Mary heeded the angel’s words and consented to become the Mother of God. It is through her ‘yes’ to God that we have the cause of the greatest possible rejoicing. Her Son has enabled us to share the life of God. No longer are we doomed to despair, crying out against the seemingly inexorable fate of the extinction of our existence, living in fear as we await the arrival of that ‘six am bus which disappears into the darkness’ – our inevitable physical death. Yes, we can still fear the event itself, for who would not fear the loss of all that is familiar, but we do not despair.

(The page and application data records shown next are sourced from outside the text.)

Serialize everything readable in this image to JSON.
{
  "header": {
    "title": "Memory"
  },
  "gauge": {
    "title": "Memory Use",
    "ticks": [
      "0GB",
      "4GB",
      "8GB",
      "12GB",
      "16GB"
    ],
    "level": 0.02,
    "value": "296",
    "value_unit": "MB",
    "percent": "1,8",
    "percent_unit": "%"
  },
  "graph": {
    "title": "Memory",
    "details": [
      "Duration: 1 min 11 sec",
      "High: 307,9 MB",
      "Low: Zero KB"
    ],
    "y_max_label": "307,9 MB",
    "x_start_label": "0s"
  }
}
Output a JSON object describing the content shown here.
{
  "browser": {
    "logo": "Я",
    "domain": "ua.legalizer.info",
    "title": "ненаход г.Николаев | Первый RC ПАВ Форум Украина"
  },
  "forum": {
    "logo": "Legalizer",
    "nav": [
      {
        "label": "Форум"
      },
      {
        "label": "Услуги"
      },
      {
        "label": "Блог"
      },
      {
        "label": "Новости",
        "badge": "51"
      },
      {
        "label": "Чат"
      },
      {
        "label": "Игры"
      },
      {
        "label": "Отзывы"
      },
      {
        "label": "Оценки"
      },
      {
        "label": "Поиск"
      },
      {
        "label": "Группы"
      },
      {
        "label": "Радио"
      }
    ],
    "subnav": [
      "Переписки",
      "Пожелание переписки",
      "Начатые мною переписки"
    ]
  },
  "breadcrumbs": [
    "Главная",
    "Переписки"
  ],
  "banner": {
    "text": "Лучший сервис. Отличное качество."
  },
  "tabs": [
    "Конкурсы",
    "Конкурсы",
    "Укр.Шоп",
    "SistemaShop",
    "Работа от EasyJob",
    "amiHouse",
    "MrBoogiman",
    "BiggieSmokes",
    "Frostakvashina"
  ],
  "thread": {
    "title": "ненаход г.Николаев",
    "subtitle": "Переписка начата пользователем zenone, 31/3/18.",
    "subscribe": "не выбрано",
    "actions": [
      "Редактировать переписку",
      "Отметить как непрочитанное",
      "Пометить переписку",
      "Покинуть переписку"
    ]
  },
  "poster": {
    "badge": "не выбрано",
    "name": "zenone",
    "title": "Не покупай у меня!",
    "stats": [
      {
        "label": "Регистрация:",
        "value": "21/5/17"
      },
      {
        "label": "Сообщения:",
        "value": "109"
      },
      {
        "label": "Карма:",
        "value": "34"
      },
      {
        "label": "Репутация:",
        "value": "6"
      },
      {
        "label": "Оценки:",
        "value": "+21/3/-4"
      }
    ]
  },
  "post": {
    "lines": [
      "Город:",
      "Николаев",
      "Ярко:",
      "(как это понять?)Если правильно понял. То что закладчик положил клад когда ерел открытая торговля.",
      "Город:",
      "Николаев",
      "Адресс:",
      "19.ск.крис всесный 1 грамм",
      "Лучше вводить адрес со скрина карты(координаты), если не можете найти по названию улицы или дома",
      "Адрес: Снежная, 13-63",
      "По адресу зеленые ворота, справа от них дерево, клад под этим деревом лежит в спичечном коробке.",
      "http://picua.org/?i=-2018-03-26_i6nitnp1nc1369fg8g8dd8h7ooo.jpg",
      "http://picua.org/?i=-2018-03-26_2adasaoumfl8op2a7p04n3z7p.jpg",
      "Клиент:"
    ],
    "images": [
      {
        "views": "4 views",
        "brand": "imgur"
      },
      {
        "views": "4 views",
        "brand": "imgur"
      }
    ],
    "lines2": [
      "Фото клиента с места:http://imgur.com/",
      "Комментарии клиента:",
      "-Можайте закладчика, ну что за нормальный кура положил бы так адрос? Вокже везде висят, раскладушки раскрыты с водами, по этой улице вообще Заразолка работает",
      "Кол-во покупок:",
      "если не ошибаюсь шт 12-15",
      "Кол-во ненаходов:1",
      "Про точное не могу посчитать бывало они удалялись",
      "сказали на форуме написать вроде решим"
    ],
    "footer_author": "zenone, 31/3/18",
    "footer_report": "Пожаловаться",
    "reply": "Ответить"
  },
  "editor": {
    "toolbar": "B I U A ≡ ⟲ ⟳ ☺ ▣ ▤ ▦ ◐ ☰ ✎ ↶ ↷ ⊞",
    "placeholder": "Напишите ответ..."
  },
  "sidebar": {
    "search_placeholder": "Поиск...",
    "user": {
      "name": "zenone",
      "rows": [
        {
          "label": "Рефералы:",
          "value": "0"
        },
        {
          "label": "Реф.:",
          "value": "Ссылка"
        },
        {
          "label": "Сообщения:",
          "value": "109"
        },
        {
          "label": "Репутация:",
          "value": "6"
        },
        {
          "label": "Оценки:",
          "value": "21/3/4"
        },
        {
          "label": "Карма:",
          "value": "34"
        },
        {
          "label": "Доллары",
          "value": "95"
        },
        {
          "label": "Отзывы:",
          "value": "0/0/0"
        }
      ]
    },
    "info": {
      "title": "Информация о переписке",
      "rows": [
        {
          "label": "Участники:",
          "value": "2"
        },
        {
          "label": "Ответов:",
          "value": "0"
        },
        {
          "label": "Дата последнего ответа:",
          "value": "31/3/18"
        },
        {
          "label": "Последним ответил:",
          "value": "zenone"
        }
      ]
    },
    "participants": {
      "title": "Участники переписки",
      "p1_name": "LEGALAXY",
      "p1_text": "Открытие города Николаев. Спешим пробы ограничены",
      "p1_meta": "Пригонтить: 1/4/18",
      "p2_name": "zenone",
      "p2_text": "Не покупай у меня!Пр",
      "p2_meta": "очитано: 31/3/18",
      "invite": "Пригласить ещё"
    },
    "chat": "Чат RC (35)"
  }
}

Through his Resurrection that same Jesus has shown us that physical death is the gateway to eternal life – not merely the continuation of earthly life, with all its frustrations, pains, and limitations, but the absolute fullness of life without end, for it is a participation in the life of God himself! We do not yet know the exact nature of that life, but we have the assurance of Christ himself that is something of incomparable glory and wonder which shall never diminish or end.

It is through this wonderful event of the Annunciation, which we now joyfully celebrate, that all this comes to pass. Humanity, in the person of Mary, now comes to cooperate with God for the purpose of obtaining our redemption. Without Mary’s ‘yes’ to God our salvation and all that it entails, would not be possible. To realize it for ourselves, we need to do as Mary did and give our ‘yes’ to God, thus working with him to attain our individual place in the Kingdom. Mary’s cooperative ‘yes’ has opened the way for humanity – our individual ‘yes’ opens the way for each of us!

How do we give our ‘yes’ to God? It is not a once and for all event but continues throughout our lives. It starts by accepting God’s call to baptism, either through our parents or through our own decision. It continues throughout our lives by the living of the sacramental life and by obeying God’s commandments, made know to us through the Scripture and through the teachings of the Church, which is Christ’s Body in the world. And, God being aware of the nature of human frailty, there is always a way back when we fall and go our own way, through repentance, whereby we allow God to pick us up, we dust ourselves down and continue, even with faltering steps, along the narrow path which leads to eternal life.

The Feast of the Annunciation does not stand alone but is linked to the entire Christian faith. It marks the start of those events which secure our salvation and therefore deserves to be much more widely celebrated than it so often is. Rejoice, feast, and celebrate, for through this holy event God comes into the world!

Father David